* [DATA SECTION]
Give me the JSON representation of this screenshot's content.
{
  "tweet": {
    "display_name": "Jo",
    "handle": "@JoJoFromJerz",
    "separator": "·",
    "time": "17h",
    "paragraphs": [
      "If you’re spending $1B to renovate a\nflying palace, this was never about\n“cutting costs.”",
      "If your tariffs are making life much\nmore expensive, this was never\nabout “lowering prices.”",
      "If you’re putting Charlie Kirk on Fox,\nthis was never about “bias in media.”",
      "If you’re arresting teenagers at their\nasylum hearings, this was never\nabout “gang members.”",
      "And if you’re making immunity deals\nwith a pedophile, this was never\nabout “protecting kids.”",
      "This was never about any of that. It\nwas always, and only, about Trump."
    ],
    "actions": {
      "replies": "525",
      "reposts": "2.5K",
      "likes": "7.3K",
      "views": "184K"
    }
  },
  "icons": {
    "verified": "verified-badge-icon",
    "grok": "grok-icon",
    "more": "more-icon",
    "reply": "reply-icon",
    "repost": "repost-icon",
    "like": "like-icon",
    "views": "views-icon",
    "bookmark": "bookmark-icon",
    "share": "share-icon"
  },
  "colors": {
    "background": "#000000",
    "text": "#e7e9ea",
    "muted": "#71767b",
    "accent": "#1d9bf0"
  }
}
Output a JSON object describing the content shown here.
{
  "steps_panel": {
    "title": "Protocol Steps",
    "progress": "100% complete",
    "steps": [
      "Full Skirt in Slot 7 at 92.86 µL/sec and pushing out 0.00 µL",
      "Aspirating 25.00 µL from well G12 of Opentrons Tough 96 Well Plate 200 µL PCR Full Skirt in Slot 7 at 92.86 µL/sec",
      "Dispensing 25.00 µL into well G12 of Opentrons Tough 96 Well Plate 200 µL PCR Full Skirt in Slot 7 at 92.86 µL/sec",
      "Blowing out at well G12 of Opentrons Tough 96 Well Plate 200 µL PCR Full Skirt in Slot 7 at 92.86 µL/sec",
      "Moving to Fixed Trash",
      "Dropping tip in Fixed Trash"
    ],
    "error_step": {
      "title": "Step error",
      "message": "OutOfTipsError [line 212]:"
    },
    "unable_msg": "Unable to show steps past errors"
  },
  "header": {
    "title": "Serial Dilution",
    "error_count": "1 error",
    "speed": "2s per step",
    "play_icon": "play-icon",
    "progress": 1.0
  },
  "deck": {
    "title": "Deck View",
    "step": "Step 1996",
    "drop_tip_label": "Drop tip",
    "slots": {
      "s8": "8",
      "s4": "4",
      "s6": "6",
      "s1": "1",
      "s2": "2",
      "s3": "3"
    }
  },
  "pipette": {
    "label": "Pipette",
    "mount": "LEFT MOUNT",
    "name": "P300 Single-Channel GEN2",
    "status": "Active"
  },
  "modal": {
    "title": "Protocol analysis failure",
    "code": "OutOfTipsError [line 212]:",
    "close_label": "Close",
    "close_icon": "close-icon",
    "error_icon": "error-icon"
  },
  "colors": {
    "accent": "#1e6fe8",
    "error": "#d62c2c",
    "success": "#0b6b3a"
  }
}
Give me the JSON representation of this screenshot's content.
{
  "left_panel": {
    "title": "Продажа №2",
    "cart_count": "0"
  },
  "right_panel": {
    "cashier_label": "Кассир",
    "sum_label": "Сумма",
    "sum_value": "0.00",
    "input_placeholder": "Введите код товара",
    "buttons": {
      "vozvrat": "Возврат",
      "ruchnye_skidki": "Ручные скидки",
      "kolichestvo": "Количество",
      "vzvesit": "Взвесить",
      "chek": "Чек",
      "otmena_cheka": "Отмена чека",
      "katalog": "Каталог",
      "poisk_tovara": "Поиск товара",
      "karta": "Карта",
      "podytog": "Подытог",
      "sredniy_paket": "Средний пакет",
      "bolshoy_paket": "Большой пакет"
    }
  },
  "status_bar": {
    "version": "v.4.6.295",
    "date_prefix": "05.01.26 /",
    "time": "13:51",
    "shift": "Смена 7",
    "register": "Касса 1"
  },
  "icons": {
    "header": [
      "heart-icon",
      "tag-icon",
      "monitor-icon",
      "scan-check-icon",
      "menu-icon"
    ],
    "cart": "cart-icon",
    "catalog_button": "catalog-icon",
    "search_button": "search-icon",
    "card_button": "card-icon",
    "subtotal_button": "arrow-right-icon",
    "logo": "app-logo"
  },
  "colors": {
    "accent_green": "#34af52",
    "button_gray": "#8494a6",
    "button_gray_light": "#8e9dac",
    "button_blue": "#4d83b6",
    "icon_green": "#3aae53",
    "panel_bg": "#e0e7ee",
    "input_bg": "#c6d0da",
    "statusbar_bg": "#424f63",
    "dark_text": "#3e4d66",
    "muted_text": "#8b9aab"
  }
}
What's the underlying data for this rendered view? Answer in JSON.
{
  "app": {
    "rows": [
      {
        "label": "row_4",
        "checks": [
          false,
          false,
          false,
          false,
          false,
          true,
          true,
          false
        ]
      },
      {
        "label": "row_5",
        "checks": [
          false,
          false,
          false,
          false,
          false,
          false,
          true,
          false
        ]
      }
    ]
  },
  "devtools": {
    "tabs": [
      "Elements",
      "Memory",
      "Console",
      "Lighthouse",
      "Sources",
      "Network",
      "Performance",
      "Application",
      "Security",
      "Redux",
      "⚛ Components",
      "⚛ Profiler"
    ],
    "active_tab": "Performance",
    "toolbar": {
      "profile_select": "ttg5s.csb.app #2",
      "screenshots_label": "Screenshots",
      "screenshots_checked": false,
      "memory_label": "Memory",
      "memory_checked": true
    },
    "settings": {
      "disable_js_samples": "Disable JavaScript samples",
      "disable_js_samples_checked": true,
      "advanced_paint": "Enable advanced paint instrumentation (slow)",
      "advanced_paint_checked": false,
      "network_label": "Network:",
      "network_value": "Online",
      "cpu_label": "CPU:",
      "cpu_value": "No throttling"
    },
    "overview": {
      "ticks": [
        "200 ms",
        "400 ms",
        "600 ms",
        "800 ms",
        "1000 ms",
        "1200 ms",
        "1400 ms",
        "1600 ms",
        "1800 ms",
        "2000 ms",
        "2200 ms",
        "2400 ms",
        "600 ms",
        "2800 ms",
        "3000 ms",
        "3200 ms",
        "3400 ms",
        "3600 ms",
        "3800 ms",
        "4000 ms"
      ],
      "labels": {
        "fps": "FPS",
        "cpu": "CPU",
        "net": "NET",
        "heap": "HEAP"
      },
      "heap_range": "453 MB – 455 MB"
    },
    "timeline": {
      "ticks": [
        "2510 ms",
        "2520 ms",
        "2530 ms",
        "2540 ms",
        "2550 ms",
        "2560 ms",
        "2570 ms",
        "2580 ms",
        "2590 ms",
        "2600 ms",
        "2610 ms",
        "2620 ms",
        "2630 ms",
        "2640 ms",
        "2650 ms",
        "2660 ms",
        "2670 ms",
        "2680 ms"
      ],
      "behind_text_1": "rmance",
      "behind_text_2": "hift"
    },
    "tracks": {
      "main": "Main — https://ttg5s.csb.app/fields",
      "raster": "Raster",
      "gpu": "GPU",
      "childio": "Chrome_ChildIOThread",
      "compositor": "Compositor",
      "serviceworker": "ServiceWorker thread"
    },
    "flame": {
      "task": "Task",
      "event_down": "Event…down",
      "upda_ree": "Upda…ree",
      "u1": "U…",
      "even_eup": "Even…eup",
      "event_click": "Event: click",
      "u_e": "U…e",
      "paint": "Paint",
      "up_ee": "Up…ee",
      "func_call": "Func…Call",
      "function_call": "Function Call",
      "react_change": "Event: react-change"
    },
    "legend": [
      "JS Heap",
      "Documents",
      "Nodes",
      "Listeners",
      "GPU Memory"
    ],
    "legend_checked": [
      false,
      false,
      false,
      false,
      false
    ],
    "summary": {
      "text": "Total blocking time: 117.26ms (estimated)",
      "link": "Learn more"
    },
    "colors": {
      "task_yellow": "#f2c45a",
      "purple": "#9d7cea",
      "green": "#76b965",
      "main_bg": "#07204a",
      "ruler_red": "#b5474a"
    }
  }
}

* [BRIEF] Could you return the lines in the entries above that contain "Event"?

* [EXERCISE RESPONSE]
      "event_down": "Event…down",
      "event_click": "Event: click",
      "react_change": "Event: react-change"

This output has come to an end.